━━ EXTRACTED RECORDS

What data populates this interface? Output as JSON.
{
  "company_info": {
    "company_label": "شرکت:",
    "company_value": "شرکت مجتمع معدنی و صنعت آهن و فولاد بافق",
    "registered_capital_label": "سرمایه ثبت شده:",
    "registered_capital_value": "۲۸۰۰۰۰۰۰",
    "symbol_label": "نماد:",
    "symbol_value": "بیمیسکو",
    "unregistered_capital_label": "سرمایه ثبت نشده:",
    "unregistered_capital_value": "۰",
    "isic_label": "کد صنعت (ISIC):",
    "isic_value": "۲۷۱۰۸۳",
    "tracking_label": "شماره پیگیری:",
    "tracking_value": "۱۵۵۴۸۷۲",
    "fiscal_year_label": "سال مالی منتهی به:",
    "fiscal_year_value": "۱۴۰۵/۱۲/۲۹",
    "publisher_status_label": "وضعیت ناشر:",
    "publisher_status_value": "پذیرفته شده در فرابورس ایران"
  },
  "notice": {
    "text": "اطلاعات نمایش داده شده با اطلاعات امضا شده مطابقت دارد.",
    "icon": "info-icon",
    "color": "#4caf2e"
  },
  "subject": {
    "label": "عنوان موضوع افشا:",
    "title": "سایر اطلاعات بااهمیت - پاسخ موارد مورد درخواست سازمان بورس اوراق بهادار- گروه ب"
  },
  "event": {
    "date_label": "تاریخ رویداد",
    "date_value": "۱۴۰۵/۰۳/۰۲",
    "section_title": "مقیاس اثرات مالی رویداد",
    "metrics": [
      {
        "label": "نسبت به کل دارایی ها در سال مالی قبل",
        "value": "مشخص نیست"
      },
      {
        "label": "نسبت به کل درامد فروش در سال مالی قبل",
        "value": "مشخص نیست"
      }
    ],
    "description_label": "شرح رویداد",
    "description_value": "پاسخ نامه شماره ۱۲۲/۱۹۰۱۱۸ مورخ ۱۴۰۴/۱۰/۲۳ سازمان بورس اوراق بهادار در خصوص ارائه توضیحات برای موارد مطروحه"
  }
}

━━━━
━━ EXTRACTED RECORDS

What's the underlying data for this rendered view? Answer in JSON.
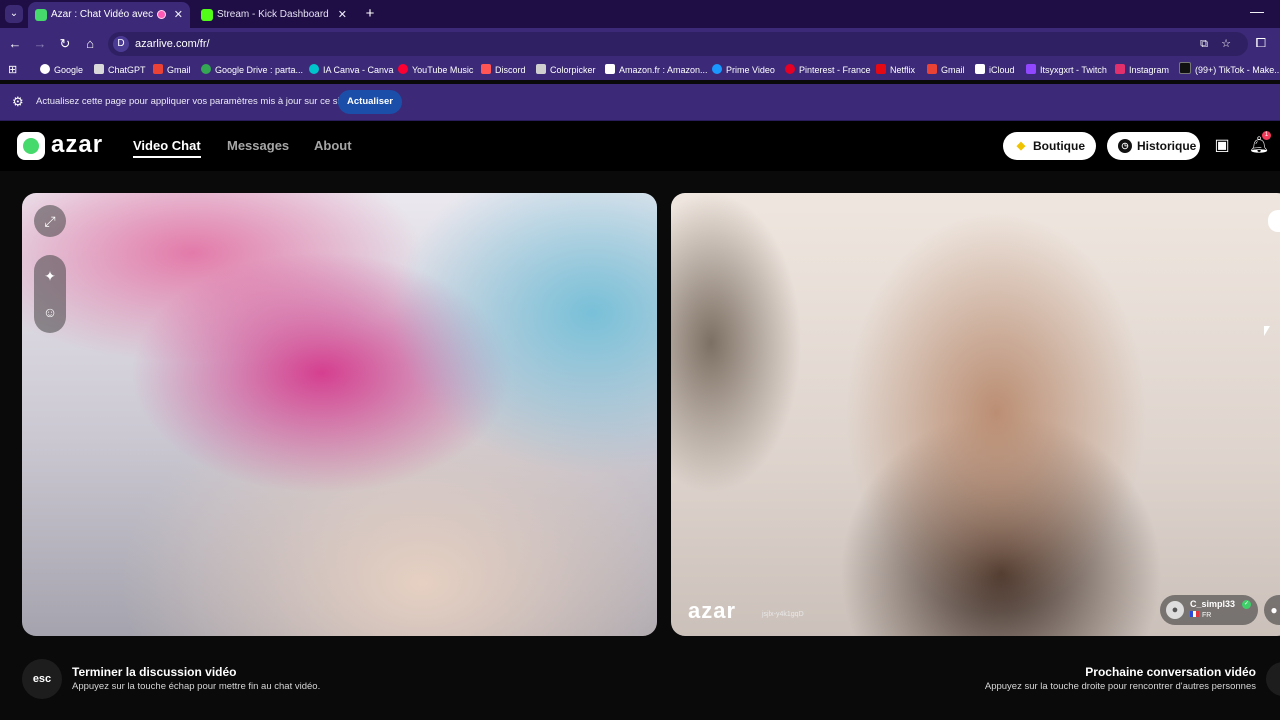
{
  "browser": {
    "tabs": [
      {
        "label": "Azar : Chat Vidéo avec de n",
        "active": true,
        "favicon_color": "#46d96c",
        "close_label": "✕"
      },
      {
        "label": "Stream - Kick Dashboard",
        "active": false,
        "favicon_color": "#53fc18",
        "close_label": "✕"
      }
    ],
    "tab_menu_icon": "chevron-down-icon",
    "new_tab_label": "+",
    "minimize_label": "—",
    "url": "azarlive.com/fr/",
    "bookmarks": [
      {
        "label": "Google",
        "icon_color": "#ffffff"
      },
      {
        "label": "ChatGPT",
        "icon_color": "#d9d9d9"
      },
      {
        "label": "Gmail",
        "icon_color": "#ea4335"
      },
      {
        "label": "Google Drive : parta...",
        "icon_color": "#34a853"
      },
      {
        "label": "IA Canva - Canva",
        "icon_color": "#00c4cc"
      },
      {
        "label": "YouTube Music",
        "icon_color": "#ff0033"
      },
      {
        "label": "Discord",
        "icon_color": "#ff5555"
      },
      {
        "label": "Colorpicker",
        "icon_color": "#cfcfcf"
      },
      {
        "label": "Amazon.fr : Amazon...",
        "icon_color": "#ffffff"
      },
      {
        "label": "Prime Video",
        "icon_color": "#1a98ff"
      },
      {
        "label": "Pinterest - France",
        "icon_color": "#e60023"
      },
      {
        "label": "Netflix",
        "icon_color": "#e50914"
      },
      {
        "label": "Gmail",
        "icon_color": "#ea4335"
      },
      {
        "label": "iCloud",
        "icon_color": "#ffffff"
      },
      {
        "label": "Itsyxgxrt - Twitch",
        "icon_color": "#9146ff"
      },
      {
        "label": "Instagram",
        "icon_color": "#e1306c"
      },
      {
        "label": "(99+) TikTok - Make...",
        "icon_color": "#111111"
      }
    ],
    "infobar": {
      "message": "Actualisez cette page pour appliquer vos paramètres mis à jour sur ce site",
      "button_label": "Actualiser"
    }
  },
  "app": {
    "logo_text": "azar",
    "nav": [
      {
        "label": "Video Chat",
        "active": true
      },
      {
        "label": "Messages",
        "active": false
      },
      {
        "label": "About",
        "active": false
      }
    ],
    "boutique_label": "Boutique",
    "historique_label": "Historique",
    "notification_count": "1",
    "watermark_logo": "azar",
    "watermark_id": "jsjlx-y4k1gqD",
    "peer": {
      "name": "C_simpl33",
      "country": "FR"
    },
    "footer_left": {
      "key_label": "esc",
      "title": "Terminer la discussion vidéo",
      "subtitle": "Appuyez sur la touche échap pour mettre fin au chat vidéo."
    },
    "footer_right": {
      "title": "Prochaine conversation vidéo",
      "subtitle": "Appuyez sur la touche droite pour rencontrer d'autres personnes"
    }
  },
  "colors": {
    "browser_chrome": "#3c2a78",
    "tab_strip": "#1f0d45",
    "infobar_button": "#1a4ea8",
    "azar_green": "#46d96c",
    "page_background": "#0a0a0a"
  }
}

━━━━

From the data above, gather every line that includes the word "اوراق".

RESPONSE TO THE EXERCISE
    "title": "سایر اطلاعات بااهمیت - پاسخ موارد مورد درخواست سازمان بورس اوراق بهادار- گروه ب"
    "description_value": "پاسخ نامه شماره ۱۲۲/۱۹۰۱۱۸ مورخ ۱۴۰۴/۱۰/۲۳ سازمان بورس اوراق بهادار در خصوص ارائه توضیحات برای موارد مطروحه"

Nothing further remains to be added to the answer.